Three more plays netted only six yards, and Notre Dame took over again at their 39. Rice connected with Derek Brown for 23 yards but otherwise stayed on the ground all the way to first and goal from the three. West Virginia put up a fight at that point, but Anthony Johnson finally carried for the last yard on fourth down.
West Virginia went two more possessions without gaining first down yardage and the Irish capitalized again. On third and 11 at his own 48, Rice again found Brown wide open over the middle and Notre Dame’s rookie tight end sprinted to the five. Rodney Culver scored on the next play to make it 16-0, 5:19 into the second quarter.
The Mountaineers finally found the scoreboard on a 29-yard Charlie Baumann field goal, but two of the three first downs on the 52-yard drive came via Irish penalties. And the Irish came right back with an answer. Rice hit Johnson for 19 yards, then zipped one to Raghib Ismail for 29 yards and six points for a commanding 23-3 advantage. Only a 36-yard pass play with four seconds left from Harris to Reggie
Rembert put West Virginia in position for a 31-yard field goal to close the half.
Notre Dame got those three points right back after Pat Terrell intercepted Harris on West Virginia’s initial third-period offensive thrust. This time, it was Reggie Ho connecting from 32 yards after Rice’s 35-yarder to Mark Green had picked up the largest chunk of ground.
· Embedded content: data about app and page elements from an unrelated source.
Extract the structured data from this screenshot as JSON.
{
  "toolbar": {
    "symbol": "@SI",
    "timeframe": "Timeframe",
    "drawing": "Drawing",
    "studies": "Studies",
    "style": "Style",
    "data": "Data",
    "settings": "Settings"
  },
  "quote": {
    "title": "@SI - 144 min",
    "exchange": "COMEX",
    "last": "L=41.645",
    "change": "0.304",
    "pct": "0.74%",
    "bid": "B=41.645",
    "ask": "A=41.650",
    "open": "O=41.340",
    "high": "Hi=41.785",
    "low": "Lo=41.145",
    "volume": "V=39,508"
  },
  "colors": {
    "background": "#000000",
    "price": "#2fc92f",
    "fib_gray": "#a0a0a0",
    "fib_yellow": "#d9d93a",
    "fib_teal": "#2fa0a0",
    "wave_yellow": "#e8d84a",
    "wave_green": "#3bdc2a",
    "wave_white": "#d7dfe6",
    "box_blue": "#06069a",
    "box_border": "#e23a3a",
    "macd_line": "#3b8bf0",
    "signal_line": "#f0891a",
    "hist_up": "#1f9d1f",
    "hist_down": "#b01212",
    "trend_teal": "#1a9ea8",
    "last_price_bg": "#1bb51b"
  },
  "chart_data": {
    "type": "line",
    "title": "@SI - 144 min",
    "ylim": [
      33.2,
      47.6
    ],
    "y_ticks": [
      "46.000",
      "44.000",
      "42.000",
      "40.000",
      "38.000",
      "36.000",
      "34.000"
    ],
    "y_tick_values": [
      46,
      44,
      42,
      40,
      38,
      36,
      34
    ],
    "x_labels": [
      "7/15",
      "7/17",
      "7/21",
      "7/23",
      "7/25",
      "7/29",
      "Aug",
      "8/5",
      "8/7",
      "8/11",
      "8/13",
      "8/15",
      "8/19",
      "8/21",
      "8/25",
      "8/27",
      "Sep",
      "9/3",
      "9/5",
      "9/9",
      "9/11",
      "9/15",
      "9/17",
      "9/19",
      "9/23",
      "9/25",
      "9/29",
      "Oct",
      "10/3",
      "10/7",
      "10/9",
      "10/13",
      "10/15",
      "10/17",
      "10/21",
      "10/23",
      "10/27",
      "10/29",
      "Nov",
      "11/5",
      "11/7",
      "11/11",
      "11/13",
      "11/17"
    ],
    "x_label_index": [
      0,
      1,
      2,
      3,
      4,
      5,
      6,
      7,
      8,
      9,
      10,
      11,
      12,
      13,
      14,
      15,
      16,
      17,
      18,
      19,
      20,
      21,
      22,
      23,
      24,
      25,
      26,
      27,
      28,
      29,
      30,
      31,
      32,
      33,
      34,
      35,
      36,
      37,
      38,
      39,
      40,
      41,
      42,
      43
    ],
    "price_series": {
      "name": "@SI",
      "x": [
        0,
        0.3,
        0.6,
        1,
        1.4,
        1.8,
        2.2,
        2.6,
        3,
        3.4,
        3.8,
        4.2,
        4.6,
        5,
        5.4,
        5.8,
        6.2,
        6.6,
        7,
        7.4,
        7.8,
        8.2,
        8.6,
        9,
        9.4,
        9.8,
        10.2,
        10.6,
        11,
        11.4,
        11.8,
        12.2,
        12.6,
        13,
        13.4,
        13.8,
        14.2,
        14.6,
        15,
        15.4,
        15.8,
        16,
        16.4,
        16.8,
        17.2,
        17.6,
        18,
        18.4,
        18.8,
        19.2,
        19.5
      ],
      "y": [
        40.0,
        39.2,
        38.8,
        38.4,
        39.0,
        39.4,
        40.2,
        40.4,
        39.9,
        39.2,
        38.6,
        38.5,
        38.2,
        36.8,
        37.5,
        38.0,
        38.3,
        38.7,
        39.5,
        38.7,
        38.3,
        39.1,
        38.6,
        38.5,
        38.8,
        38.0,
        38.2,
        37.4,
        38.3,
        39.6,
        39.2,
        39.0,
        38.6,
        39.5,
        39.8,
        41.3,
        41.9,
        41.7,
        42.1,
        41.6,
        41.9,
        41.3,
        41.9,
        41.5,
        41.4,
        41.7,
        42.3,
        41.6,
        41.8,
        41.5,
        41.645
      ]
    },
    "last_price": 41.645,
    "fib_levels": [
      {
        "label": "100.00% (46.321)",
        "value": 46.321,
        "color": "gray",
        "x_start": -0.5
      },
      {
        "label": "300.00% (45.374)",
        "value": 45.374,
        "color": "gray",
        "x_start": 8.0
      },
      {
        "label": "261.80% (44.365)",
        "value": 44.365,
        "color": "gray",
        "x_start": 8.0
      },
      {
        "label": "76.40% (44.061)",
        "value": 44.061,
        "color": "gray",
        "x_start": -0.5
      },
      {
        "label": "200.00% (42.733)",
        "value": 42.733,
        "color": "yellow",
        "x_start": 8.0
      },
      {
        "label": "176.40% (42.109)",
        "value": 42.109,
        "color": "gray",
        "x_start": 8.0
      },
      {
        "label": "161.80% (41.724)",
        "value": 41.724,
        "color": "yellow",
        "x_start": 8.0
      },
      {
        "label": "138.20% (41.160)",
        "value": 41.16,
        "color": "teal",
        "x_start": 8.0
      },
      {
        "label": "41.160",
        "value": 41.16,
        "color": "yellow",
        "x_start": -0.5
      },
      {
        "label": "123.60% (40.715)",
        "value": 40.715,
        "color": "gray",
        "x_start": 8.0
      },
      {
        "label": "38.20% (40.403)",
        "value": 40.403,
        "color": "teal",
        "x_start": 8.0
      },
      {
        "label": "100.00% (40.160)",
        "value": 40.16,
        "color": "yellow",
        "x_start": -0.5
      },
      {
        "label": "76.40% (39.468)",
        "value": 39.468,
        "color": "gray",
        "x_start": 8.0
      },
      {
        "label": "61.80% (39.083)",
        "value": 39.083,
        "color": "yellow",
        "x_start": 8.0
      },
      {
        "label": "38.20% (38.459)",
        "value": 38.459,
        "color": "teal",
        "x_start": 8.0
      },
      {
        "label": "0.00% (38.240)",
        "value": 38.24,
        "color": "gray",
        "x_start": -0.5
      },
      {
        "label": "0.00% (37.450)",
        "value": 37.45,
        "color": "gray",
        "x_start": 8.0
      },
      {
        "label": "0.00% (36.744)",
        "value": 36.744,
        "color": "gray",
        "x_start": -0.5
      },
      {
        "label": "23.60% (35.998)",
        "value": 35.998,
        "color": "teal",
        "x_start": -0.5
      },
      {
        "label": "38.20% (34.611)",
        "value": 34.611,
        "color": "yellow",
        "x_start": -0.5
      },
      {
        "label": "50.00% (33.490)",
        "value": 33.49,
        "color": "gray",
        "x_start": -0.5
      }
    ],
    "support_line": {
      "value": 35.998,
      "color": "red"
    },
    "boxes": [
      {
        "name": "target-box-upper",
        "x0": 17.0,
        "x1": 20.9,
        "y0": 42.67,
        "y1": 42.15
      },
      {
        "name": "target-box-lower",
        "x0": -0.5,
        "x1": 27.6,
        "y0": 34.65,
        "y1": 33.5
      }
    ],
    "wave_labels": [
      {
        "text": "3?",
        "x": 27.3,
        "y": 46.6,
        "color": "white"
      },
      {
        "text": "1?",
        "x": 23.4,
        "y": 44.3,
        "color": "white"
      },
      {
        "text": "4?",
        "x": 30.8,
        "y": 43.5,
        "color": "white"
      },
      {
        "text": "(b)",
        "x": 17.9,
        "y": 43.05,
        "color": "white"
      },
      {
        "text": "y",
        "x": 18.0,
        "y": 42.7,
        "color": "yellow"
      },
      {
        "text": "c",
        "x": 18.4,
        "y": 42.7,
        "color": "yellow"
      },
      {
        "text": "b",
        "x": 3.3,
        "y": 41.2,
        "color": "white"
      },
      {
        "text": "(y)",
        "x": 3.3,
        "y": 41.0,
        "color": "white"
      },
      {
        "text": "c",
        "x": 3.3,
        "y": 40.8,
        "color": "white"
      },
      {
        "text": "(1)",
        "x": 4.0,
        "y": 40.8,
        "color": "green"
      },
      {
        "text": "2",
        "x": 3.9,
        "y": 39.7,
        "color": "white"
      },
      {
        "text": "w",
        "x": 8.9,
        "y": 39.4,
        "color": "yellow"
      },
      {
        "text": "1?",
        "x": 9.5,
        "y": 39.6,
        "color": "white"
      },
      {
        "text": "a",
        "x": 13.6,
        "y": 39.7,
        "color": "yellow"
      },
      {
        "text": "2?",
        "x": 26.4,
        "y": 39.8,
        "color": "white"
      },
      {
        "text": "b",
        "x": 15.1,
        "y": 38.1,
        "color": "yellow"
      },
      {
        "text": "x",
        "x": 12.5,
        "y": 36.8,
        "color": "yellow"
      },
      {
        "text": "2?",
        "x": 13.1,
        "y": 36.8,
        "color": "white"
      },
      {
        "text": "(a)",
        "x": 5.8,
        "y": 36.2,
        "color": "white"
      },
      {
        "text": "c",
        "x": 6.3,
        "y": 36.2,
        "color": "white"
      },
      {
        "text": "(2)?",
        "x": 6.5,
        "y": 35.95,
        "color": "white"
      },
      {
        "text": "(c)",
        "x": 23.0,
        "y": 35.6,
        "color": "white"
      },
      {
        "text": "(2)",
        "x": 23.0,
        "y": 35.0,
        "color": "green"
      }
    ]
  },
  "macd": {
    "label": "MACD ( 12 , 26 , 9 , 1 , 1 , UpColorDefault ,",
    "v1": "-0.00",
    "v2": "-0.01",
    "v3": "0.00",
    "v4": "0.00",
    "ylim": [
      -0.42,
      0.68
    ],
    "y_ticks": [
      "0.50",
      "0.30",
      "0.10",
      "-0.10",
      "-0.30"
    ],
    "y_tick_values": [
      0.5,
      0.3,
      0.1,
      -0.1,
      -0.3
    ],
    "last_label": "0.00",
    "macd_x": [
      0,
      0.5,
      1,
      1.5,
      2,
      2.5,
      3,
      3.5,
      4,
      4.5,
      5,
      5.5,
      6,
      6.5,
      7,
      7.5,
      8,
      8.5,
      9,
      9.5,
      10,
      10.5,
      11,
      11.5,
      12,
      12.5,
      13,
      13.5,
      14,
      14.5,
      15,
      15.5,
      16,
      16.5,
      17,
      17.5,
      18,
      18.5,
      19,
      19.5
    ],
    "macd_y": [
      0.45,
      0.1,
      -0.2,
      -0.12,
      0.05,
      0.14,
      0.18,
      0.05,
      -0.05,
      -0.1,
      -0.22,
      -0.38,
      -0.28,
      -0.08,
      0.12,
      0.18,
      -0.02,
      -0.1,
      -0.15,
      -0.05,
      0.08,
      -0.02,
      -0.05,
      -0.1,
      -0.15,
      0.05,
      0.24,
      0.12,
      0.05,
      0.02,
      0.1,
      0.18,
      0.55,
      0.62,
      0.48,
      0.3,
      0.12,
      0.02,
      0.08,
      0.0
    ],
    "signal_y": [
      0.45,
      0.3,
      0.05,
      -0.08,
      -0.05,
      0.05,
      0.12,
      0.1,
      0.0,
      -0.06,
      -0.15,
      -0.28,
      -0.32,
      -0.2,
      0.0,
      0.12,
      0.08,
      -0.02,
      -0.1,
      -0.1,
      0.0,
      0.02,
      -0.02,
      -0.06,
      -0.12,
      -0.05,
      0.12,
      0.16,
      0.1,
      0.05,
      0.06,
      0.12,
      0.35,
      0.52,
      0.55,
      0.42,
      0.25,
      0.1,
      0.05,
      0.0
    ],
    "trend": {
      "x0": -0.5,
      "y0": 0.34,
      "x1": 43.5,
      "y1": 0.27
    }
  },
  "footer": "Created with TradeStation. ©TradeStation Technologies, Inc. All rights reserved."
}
Next came the only opportunity the Mountaineers had to get back in the game. After Harris had led his team 74 yards for a touchdown to make it 26-13, Willie Edwards intercepted a Rice pass to give West Virginia the ball back at the Irish 26. Notre Dame’s defense proved equal to the challenge. On first down, Flash Gordon hemmed in Harris on the option for a loss of two.
On second down, Stan Smagala made a spectacular deflection in the end zone of a Harris pass.
On third down, Frank Stams – who earned defensive MVP honors – and Arnold Ale stormed Harris for a loss of 12, knocking West Virginia completely out of field goal range. The Mountaineers had to punt, and Notre Dame promptly drove for another touchdown.
Offensive Most Valuable Player
Tony Rice, Quarterback
Defensive Most Valuable Player
Frank Stams, Defensive End